So don't expect to see Alfred Dunhill pursuing a host of younger smokers by creating novel tv products or by trying to graft on some kind of MTV image to its brand values. Instead, it is attempting to attract more customers - young and old - by emphasising the enduring social qualities associated with pipe smoking. The grandly named Fellowship of the White Spot is at the forefront of its activities. (The white spot was first introduced in 1912 because customers could not tell which side of the vulcanite mouthpiece should point upwards. It has since become a hallmark, indicating that the pipe is fit to bear the Dunhill name). ‘We’ve created a forum where pipe smokers all over the world can communicate with each other,’ explains Philpott. The idea is that smokers join the Fellowship via their local Principal Dealer. Through the Fellowship’s magazine, the company can offer product news and special offers, but it can also receive feedback from smokers and put individuals in touch with one another. Special offers can be made, and a generally closer manufacturer-customer relationship can be forged. ‘Fellowship sums it up. Pipe smokers are fellowship-type people. They are usually easy-going, friendly, easy to get-to-know people. The Fellowship carries that ambience.’The Worldwide Pipe Smoker's Magazine, by Tim Rich. Vol. 2, 2nd Semester 1993. Published by Magazine Partners, The Netherlands. P.42.

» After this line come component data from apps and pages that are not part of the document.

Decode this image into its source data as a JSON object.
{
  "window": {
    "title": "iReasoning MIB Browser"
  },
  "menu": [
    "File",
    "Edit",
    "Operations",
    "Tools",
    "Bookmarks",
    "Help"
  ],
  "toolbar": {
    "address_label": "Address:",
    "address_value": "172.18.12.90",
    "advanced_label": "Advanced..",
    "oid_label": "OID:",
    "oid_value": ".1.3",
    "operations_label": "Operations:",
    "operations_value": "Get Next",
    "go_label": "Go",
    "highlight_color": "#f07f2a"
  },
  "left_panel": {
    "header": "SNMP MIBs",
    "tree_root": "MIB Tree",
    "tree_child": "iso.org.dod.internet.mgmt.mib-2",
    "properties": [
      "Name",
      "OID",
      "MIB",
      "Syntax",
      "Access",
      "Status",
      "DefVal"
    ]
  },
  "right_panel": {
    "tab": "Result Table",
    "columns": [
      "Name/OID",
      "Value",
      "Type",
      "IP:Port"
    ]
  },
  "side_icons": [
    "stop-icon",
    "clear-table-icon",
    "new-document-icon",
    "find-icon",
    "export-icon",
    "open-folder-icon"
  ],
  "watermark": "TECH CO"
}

The Fellowship dovetails neatly with the essential ingredient of Alfred Dunhill’s image - Englishness. This is not the Englishness of football hooligans, fish and chips and political isolation, it is more a nostalgic evocation of more ordered times gone by: ‘Many things happen which tarnish the reputation of England, but the Englishness we are talking about is based on the reputation of craftsmanship, of reliability, of classic-ness,’ says Philpott. ‘It is an English Gentleman image. It’s an established Englishness rather than a contemporary Englishness.
- See more about it here: Fellowship of The White Spot.

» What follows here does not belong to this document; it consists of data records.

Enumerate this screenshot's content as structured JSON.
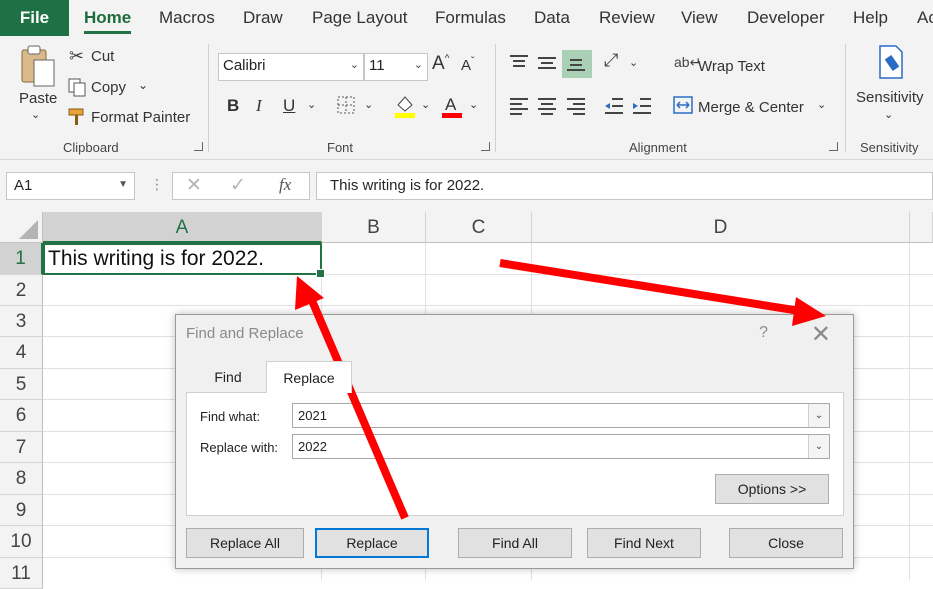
{
  "ribbon_tabs": [
    "Home",
    "Macros",
    "Draw",
    "Page Layout",
    "Formulas",
    "Data",
    "Review",
    "View",
    "Developer",
    "Help",
    "Ac"
  ],
  "file_tab": "File",
  "clipboard": {
    "paste": "Paste",
    "cut": "Cut",
    "copy": "Copy",
    "format_painter": "Format Painter",
    "group_label": "Clipboard"
  },
  "font": {
    "family": "Calibri",
    "size": "11",
    "bold": "B",
    "italic": "I",
    "underline": "U",
    "group_label": "Font",
    "highlight_color": "#ffff00",
    "font_color": "#ff0000"
  },
  "alignment": {
    "wrap_text": "Wrap Text",
    "merge_center": "Merge & Center",
    "group_label": "Alignment"
  },
  "sensitivity": {
    "button": "Sensitivity",
    "group_label": "Sensitivity"
  },
  "formula_bar": {
    "name_box": "A1",
    "content": "This writing is for 2022."
  },
  "grid": {
    "columns": [
      "A",
      "B",
      "C",
      "D"
    ],
    "rows": [
      "1",
      "2",
      "3",
      "4",
      "5",
      "6",
      "7",
      "8",
      "9",
      "10",
      "11"
    ],
    "cell_a1": "This writing is for 2022."
  },
  "dialog": {
    "title": "Find and Replace",
    "help": "?",
    "tabs": [
      "Find",
      "Replace"
    ],
    "find_label": "Find what:",
    "find_value": "2021",
    "replace_label": "Replace with:",
    "replace_value": "2022",
    "options": "Options >>",
    "buttons": [
      "Replace All",
      "Replace",
      "Find All",
      "Find Next",
      "Close"
    ]
  },
  "colors": {
    "excel_green": "#217346",
    "arrow_red": "#ff0000"
  }
}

About Vernon Fitment
There are two kinds of Vernon fitment: one was attached to the shank and other to the mouthpiece (Dunhill would have made the switch to the stem side because the wood being softer than vulcanite and more prone to wear). So, British record as 10225/31 on 7 April '31. Applied right after with provisional patent protection (Prov. Prot. N°:10225/31 and granted with final Nº: 363582 on 24 December 1931). In such a case, the patent record appointed a device attached to the mouthpiece. The same goes for the American patent No. 1861910.
However, there is another patent that has also been applied to pipes with the same device, patent No. 358812. After researching this patent, I found a record that corresponds to the number but referring to another technology: "Improvements in and relating to pyrophoric lighters", being associated with Dunhill lighter technology (applied in the same period as the pipe fitment). Vernon Dunhill was involved with developing the first mechanical Dunhill lighter, so his association in both cases makes sense. The dates and period of use match. The two tenons and patents were used from the early 1930s up to mid-1936. Both used, without considering the installation of the device - i.e, the patents can be found in both cases.
In short, the second patent is not about a modification in the same device, it actually deals with another technology. The device remained the same, only changed the place where it would be installed. New patent registration for a modification like this, doesn't make sense, does it? Would that be a mistake? A mess with patent numbers from the same inventor? Intriguing and perhaps unanswered.